Brockus, S. (2004). Where magic lives: Disney's cultivation, co-creation, and control of America's cultural objects. Popular Communication. 2, 191-211
Budd, M. & Kirsch, M. H. (2005). Rethinking Disney: Private control, public dimensions. Middletown, CT: Wesleyan University Press.Davis, G. (2007). "Children's media skew gender." USA Today. 19a.
Flerx, V. C., Fidler, D. S., & Rogers, R. W. (1976). "Sex Role Stereotypes: Developmental aspects and early intervention." Child Development. 47, p. 998-1007.
Johnsson-Smaragdi, U. & Jonsson, A. (1994). "Self-Evaluation in an Ecological Perspective: Neighbourhood, Family and Peers, Schooling and Media Use. In K.E. Rosengren (Ed.). Media effects and behond. Lodnon: Routledge.
Kelly, J. & Smith, S. L. (2006). Where the girls aren't: Gender disparity saturates G-rated films. www.seejane.org
Lemish, D., Liebes, T. & Seidmann, V. (2001). "Gendered Media Meanings and Uses." In S.Livingstone & M. Bovill (Ed.) Children and their changing media environment: A European comparative study. London: Lawrence Erlbaum Associates.
Mischel, W. (1970). "SexTyping and Socialization." In P.H. Mussen (Ed.) Carmichael's manual of child psychology. New York: Wiley.
Oppliger, P. A. (2007). Effects of Gender Stereotyping on Socialization.
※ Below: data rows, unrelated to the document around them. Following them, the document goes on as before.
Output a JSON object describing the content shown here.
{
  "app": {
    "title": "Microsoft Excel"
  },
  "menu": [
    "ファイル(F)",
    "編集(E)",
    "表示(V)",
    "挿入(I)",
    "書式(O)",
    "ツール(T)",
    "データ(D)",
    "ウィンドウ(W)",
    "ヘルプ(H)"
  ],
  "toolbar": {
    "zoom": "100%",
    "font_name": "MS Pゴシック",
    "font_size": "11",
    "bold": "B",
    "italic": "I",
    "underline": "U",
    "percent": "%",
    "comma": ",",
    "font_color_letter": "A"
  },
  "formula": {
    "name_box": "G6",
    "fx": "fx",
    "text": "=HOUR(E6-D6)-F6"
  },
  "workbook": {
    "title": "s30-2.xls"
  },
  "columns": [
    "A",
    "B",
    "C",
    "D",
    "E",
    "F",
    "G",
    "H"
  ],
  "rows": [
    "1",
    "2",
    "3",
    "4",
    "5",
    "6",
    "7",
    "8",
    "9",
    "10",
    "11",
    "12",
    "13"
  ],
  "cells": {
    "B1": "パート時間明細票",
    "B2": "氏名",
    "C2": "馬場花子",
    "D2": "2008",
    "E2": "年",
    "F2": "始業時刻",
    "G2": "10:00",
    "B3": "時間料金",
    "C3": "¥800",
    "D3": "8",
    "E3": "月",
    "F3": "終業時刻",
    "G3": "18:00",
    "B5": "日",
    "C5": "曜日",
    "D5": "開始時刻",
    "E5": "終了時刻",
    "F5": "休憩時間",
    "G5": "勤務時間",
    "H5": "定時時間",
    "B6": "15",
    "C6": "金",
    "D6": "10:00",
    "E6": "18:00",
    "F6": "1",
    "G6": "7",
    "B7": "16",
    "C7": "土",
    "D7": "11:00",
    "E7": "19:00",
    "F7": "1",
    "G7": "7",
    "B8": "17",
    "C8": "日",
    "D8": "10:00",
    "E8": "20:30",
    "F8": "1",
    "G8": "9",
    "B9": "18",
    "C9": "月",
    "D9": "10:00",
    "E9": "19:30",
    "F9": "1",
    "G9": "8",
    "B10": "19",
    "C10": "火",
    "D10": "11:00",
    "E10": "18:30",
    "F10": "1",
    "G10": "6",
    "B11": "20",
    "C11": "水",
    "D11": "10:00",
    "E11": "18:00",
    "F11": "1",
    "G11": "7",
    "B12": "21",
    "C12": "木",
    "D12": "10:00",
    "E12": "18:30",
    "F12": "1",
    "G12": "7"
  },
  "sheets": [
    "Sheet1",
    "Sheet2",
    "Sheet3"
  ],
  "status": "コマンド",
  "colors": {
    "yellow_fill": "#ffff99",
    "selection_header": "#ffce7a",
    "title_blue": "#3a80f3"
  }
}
In R. W. Preiss, B. M.Gayle, N. Burrell, M. Allen & J. Bryant (Eds.), Mass media effects research: Advances through meta-analysis. (p. 199-214). Mahwah, NJ: L. Erlbaum Associates.
Smith, S. L. & Cook, C. A. (2008). "Gender Stereotypes: An Analysis of Popular Films and TV. In The Geena Davis institute on gender and media.